- assembling ecologies was a series of three workshops given to Masters students at the Department of Architecture at the Royal College of Art, London in November 2013, upon invitation by Jon Goodbun. The workshops combined theoretical presentations about actor-network theory, Object-Oriented Ontology, and ecological thought jointly given with Nina Trivedi, together with practical lessons in the basics of physical computing given together with Emilie Giles. The proceedings of the workshop itself are not of relevance to the flow of the research strictly speaking, but the conclusions fortified my doubts about system theories and technological mediation. A different version of the workshop, this time centred around the idea of ‘infra-dance’ was presented at the Inter-format Symposium on Flux of Sand and Aquatic ecosystems at Nida Art Colony (NAC), Lithuania in May 2014. infra-dance with trees, wind and sea consisted in a group discussion about posthumanist ecologies followed by dancing exercise on the sand dunes of the Curonian Spit. The workshops created interesting discussions, but i consider them as a parallel line of inquiry that would feed the research more on the level of concepts than practice.

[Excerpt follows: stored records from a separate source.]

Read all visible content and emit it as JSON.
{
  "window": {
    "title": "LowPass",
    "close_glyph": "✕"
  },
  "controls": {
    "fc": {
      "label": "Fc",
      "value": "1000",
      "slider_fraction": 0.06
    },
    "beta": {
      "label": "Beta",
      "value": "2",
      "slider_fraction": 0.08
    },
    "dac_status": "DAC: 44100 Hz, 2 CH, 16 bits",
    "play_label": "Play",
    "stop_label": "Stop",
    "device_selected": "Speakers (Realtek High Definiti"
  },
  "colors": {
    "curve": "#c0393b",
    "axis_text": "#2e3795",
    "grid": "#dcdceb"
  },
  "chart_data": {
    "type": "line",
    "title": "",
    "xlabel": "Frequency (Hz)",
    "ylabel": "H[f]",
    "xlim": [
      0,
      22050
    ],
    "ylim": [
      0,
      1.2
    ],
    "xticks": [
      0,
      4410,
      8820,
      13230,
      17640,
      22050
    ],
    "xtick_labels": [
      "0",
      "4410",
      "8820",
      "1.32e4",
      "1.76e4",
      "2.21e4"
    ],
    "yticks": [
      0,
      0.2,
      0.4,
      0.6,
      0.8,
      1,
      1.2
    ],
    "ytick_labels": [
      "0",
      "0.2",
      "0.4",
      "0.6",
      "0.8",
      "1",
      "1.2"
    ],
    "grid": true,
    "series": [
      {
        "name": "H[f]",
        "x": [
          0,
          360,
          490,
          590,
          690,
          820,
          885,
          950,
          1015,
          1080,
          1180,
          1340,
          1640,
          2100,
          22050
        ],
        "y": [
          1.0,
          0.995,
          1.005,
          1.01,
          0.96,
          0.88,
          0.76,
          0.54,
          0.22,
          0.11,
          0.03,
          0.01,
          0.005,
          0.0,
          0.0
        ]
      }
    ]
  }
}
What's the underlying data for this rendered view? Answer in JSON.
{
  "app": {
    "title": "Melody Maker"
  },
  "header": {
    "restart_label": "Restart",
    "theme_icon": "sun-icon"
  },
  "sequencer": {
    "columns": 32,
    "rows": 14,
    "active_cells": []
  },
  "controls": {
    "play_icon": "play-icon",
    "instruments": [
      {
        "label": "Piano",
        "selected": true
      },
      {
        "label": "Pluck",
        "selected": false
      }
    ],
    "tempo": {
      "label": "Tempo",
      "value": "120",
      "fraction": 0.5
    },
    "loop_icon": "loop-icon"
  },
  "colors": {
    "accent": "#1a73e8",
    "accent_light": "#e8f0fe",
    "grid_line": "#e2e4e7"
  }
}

- One of the plans was to develop assembling ecologies into a three-week long workshop that would combine physical computing, dance, and ecological theory. More importantly, many elements from dancing ecologies will come to inform the projects that were eventually realised. Another project was an Internet of Things environment with a host of objects, a plant, and a cat, to be engaged through dance.